UNESCO World Heritage
Since 1991 the Banks of the Seine are a UNESCO World Heritage Site.
Here is, what it says about it on the official UNESCO World Heritage webpage:
From the Louvre to the Eiffel Tower, from the Place de la Concorde to the Grand and Petit Palais, the evolution of Paris and its history can be seen from the River Seine. The Cathedral of Notre-Dame and the Sainte Chapelle are architectural masterpieces while Haussmann's wide squares and boulevards influenced late 19th- and 20th-century town planning the world over.
Confucius Gets Colonial at Pompidou Center
Here is where you'll meet representatives from each of France's historical colonies and possessions. In my photo you can see the Vietnamese guy on the left and the Ivory Coast characters on the right. I don't know where that tall robot in the middle came from but it was in no mood to help me find any French Polynesian dancers in this cultural quiche that ended up being a quick lunch. I had never seen so many Africans in one place! (Still haven't been to Africa) Visiting the Pompidou Center somehow reminded me of riding the elevators of Hong Kong's Chungking Mansion. I felt cramped in a small space at the modern art gallery surrounded by these French speaking Africans, only they wore designer clothes instead of tribal robes. Once outside I slowly became acclimated to the African cultures until this giant robot came out of nowhere and scared the merde out of me. I tried to photograph this space invader but as you can see his hand was faster than my eye and so I clicked and ducked and got the cluck out of that cross cultural chicken coop faster than Lance Armstrong to finish my first and only Tour de France.
(2006 update: I returned to Paris this year for my second visit but stayed away from the Pompidou Center.)
One more classical ET view
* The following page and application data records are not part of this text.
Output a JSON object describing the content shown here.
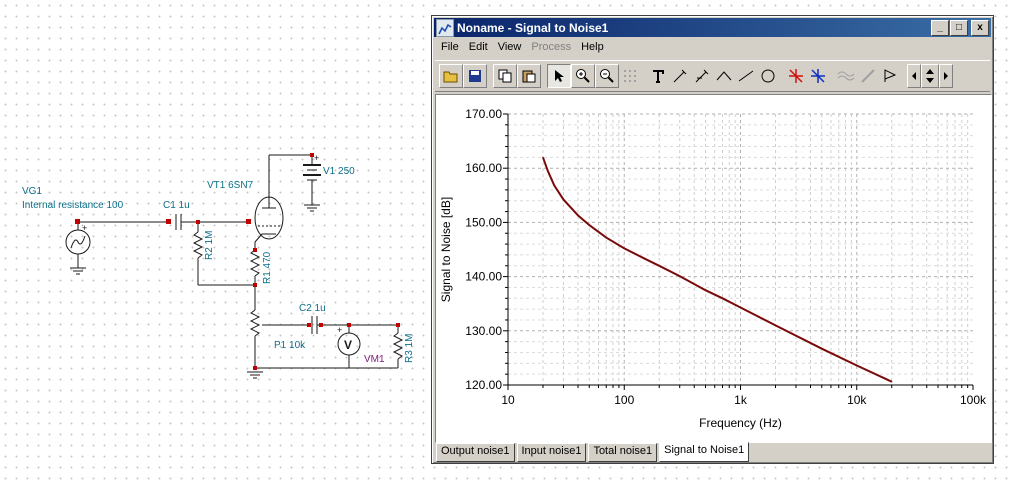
{
  "schematic": {
    "source_name": "VG1",
    "source_note": "Internal resistance 100",
    "tube": "VT1 6SN7",
    "supply": "V1 250",
    "c1": "C1 1u",
    "r2": "R2 1M",
    "r1": "R1 470",
    "c2": "C2 1u",
    "pot": "P1 10k",
    "meter": "VM1",
    "meter_glyph": "V",
    "r3": "R3 1M",
    "plus": "+"
  },
  "window": {
    "title": "Noname - Signal to Noise1",
    "controls": {
      "minimize": "_",
      "maximize": "□",
      "close": "x"
    },
    "menu": [
      "File",
      "Edit",
      "View",
      "Process",
      "Help"
    ],
    "disabled_menu": [
      "Process"
    ],
    "toolbar_icons": [
      "open-icon",
      "save-icon",
      "copy-icon",
      "paste-icon",
      "pointer-icon",
      "zoom-in-icon",
      "zoom-reset-icon",
      "grid-icon",
      "text-icon",
      "marker-icon",
      "marker-b-icon",
      "line-tool-icon",
      "line-icon",
      "circle-icon",
      "cursor-a-icon",
      "cursor-b-icon",
      "curve-icon",
      "pen-icon",
      "flag-icon",
      "nav-left-icon",
      "nav-updown-icon",
      "nav-right-icon"
    ],
    "tabs": [
      "Output noise1",
      "Input noise1",
      "Total noise1",
      "Signal to Noise1"
    ],
    "active_tab": "Signal to Noise1"
  },
  "chart_data": {
    "type": "line",
    "xlabel": "Frequency (Hz)",
    "ylabel": "Signal to Noise [dB]",
    "xscale": "log",
    "xlim": [
      10,
      100000
    ],
    "ylim": [
      120,
      170
    ],
    "x_ticks": [
      10,
      100,
      1000,
      10000,
      100000
    ],
    "x_tick_labels": [
      "10",
      "100",
      "1k",
      "10k",
      "100k"
    ],
    "y_ticks": [
      120,
      130,
      140,
      150,
      160,
      170
    ],
    "y_tick_labels": [
      "120.00",
      "130.00",
      "140.00",
      "150.00",
      "160.00",
      "170.00"
    ],
    "grid": true,
    "series": [
      {
        "color": "#7a0a0a",
        "x": [
          20,
          22,
          25,
          30,
          40,
          50,
          70,
          100,
          150,
          200,
          300,
          500,
          700,
          1000,
          2000,
          5000,
          10000,
          20000
        ],
        "y": [
          162,
          159.5,
          156.8,
          154.2,
          151.3,
          149.5,
          147.2,
          145.2,
          143.3,
          142.0,
          140.1,
          137.5,
          136.0,
          134.3,
          131.0,
          126.7,
          123.6,
          120.6
        ]
      }
    ]
  }
}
Those canons of water in the Trocadéro gardens, I only saw them working once, just before I took this picture. After 10 minutes waiting for the sun to brighten my photo, when the clouds finally cleared, they turned the water off! Maybe next time then, next summer, assuming they only do that once a year or when a blue moon is over Paris.
GOOD FRIDAY IN MONTMARTRE
When I arrived to visit the Sacre Coeur I was surprised to find a lot of policeman and crowds of people. After enquiring, I found out that the Stations of the Cross was about to take place. This entails people singing hymns walking, kneeling and praying their way up the stairs into the church.
WHERE TO LEAVE MY LUGAGES
A: AUTOMATIC LUGGAGE SAFE:
* Angers, Avignon-centre, Bordeaux, Cannes, Lyon-Perrache, Marne –la Vallée Chessy, Marseilles, Nantes, Nice, Paris Austerlitz/Est/Lyon/Montparnasse/Nord, Toulouse.
En gare de Paris Montparnasse.
You will pay by cash (Card sometimes accepted) depending of the size.
Rates: 3,40 € (1), 5 € (1) ou 7,5 € (1) for 72 hours.
Paris-Montparnasse, you can pay with cash or card.
B- MANUAL LUGGAGE SAFE:
** Dijon, Lille-Flandres, Lyon-Part Dieu, Metz, Mulhouse, Rennes, Strasbourg. Ouverture périodique en gares de Saint-Raphaël, Bourg-Saint-Maurice, Moutiers et Saint-Gervais-les-Bains.
Rate: 4,50 € (1) per lugage (valise, colis), and per day (24 hours), 5,30 € (1) per bike, wheel chair, etc... per day (24 hours)
(1) Rates on 01/08/2002.
ATTENTION: it may be closed for security issue. ATTENTION:
for security reasons, you cannot leave electronics and alarm clock in the lugages....